Fish-based EFAs increase certain risks.
Studies have found that there is a significant reduction of vitamin E in the liver and plasma when DHA is taken without vitamin E supplementation.1 Not only is there is a close relationship between peroxidation and cardiovascular diseases, but also other diseases including cancers, cataracts, immune system decline, and brain dysfunction.
Therefore, those who take fish oil supplements or whose diets are high in fish are strongly advised to take added vitamin E supplements. This is the main advantage to consuming ALA rather than DHA and EPA from fish. Even high intakes of ALA from plant-based oils do not cause a vitamin E deficiency, but fish oil and other DHA and EPA supplements can.2
The formation and progression of atherosclerosis have been directly linked to lipid peroxidation (the deterioration of the EFAs that cause trans fats). When DHA was used to decrease this risk, DHA was transformed into a promoter of the disease when there was not enough antioxidants present.3

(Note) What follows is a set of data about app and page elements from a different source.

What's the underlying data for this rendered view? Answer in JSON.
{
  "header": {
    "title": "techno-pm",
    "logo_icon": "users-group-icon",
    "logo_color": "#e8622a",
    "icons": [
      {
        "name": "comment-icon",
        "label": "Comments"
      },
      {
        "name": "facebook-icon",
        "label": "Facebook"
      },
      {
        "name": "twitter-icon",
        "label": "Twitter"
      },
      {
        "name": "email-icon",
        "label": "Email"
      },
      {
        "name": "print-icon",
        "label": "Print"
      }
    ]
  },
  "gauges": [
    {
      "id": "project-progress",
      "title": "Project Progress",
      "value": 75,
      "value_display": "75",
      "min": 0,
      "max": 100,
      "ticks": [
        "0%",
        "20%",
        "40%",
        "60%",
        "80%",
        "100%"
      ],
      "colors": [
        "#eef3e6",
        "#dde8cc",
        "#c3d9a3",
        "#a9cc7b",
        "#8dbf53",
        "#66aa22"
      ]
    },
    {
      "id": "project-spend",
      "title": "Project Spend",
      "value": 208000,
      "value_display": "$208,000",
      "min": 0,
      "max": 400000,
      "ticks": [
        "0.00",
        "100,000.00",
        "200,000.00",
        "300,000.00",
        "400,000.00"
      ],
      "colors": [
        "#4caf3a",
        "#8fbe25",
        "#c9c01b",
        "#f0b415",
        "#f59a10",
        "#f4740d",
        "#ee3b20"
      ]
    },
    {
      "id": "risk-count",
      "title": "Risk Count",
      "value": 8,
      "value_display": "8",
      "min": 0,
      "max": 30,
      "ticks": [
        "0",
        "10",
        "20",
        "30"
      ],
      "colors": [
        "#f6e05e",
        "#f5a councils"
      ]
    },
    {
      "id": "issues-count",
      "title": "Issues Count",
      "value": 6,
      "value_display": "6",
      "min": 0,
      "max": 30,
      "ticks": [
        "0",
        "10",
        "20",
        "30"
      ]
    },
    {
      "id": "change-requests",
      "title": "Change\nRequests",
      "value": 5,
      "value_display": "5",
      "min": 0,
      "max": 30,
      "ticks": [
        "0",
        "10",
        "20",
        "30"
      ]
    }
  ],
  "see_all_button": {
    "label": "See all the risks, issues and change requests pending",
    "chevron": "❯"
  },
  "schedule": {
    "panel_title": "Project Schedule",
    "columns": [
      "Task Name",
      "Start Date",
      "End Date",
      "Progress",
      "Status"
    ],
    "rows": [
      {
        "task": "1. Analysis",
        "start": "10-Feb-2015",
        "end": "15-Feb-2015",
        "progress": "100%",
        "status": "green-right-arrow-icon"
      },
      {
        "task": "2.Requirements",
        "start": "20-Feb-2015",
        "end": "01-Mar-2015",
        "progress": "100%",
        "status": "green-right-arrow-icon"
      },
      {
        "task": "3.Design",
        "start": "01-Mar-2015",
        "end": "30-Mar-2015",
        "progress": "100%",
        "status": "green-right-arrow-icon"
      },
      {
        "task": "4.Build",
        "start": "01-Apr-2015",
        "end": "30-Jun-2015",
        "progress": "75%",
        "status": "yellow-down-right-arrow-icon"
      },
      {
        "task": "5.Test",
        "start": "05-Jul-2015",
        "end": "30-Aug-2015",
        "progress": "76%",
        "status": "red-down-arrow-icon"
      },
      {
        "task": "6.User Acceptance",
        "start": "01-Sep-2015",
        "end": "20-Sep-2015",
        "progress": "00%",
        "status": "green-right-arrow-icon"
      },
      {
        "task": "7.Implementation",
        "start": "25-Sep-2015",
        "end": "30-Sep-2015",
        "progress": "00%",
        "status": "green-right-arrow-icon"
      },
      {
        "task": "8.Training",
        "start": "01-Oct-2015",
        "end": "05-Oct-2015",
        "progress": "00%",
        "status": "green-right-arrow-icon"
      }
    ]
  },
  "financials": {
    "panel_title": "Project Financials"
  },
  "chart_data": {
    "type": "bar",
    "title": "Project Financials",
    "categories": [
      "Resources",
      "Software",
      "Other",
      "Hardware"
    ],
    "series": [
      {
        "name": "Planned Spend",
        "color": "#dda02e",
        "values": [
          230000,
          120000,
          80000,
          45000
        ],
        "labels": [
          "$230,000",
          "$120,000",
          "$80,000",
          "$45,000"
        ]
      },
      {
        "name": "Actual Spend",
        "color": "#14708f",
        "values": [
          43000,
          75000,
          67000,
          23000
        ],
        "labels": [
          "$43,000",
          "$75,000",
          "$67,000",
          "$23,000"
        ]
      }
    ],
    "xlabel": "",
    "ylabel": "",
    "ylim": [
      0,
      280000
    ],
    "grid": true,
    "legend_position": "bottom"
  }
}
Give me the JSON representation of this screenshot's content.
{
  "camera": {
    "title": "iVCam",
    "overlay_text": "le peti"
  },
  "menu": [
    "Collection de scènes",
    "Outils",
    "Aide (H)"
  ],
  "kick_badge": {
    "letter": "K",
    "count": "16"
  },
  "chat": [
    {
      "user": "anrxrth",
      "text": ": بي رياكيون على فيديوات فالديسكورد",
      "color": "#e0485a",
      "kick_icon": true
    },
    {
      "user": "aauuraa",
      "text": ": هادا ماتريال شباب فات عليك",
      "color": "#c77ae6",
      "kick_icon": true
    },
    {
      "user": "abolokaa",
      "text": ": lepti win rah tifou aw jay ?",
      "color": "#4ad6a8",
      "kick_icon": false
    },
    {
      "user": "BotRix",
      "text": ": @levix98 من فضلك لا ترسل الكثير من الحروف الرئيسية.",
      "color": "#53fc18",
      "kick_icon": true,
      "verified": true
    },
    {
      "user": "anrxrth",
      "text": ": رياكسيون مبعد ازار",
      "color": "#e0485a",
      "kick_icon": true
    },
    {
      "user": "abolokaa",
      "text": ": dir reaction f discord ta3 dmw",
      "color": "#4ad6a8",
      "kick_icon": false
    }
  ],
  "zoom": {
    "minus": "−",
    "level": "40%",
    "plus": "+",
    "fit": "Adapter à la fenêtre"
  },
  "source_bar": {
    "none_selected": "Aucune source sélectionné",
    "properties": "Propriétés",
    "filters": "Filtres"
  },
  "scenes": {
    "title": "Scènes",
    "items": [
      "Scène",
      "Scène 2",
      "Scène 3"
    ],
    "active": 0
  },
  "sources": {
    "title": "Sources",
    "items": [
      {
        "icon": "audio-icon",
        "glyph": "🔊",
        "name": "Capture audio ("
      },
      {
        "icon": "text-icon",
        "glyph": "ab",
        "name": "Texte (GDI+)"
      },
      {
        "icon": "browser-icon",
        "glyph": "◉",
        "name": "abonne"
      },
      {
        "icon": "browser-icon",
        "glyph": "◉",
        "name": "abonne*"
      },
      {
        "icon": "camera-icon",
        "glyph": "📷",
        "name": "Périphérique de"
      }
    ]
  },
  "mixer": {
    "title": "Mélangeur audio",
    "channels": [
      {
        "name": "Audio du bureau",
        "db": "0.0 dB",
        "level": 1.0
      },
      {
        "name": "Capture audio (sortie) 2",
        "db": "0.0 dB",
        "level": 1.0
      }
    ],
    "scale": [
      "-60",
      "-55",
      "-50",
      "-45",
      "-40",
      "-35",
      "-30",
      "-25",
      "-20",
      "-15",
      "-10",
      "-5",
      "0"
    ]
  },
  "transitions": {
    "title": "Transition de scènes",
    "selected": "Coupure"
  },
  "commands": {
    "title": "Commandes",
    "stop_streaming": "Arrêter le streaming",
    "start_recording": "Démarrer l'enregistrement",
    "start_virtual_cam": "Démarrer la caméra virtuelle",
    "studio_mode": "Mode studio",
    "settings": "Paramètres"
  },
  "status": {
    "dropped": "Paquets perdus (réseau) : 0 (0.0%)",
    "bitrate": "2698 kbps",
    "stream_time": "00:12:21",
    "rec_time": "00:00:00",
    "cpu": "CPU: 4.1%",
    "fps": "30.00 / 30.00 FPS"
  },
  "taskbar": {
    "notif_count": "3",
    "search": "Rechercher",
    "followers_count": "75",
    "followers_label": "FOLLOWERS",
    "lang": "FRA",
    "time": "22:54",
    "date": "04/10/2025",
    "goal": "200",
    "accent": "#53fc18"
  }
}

Some researchers are expressing concern that fish oil supplements appear to depress the immune system’s response to infection. Moderate to high intakes of EPA but not of ALA can decrease natural killer (NK) cell activity in healthy subjects.4 Natural killer cells play an important role in defending the body against viral infections. Researchers at Tufts University Human Nutrition Center have determined that fish oil reduces the production of T-cells and other lymphocytes by at least 63 percent and actually use this method to create vitamin E deficiencies in their experiments: “Feeding of fish oil has been a classic method for inducing vitamin E deficiency in laboratory experiments. 5
Another risk factor is aimed at those taking anticoagulants (blood thinners), especially aspirin, warfarin, dalteparin, and enoxaparin. Fish oil tends to intensify blood-thinning effects; and these patients are at a greater risk for bleeding episodes, including internal bleeding. While blood-thinners help prevent heart attacks, they can increase the risk of hemorrhagic stroke. Therefore, those on anticoagulants and those with high blood pressure are advised not to take fish oil supplements.6
Diabetics are at greater risk for heart disease and are now being advised not to use fish oil supplements. Although studies have shown that the supplements lower triglyceride levels, fish oil supplements tend to increase LDL cholesterol, often referred to as the bad cholesterol. The increase was significant, especially in those taking the highest doses.7, 8
Consuming fish oil (or vitamin E) also does not prevent secondary coronary heart disease (subsequent episodes following non-fatal heart attacks or strokes). Researchers did admit that important questions still remain about the benefits of plant sources of EFAs, but they were definite about the promotion of fish oil capsules for the prevention of further episodes.9
- 1Song and Miyazawa. 2001. “Enhanced level of n-3 fatty acid in membrane phospholipids induces lipid peroxidations in rats fed dietary docosahexaenoic acid oil.” Atherosclerosis 155:9-18.
- 2Simopoulos. 2002. “Omega-3 fatty acids in wild plants, nuts, and seeds.” Asia Pacific Journal of Clinical Nutrition.
- 3Song, Fujimoto, and Miyazawa. 2002. “Polyunsaturated (n-3) fatty acids susceptible to peroxidation are increased in plasma and tissue lipids of rats fed docosahexaenoic acid DHA-containing oils.” American Journal of Clinical Nutrition 130:3028-33.
- 4Thies, Caron, Powel, Yagoob, Newsholme, and Calder. 2001. “Dietary supplementation with eiosapentaenoic acid, but not with other long-chain n-3 or n-6 polyunsaturated fatty acids, decreases natural killer cell activity in healthy subjects aged >55 years.” American Journal of Clinical Nutrition 73:539-48.
- 5“Fish oil poses problems, researchers charge – Agricultural Research Human Nutrition Center on Aging at Tufts University; Food and Drug Administration unconvinced of health benefits.” Nutrition Health Review, Spring 1991.
- 6“Fish Oil.” UC Berkeley Wellness Letter, November 2003.
- 7Friedberg, Janssen, Heine, and Grobbee. 1998. “Fish oil and glycemic control in diabetes.” Diabetes Care 21(4):494-500.
- 8Montori, Farmer, Wollan, and Dinneen. 2000. “Fish oil supplementation in type 2 diabetes.” Diabetes Care 23(9):1407-15.
- 9Stone. 2000. “The Gruppo Italiano per lo Studio della Sopravvivenza nell’Infarto Miocardio (GISSI)-Prevenzione Trial on Fish Oil and Vitamin E Supplementation in Myocardial Infarction Survivors.” Current Cardiology Reports 2(5):445-51.
This page was researched in November 2005.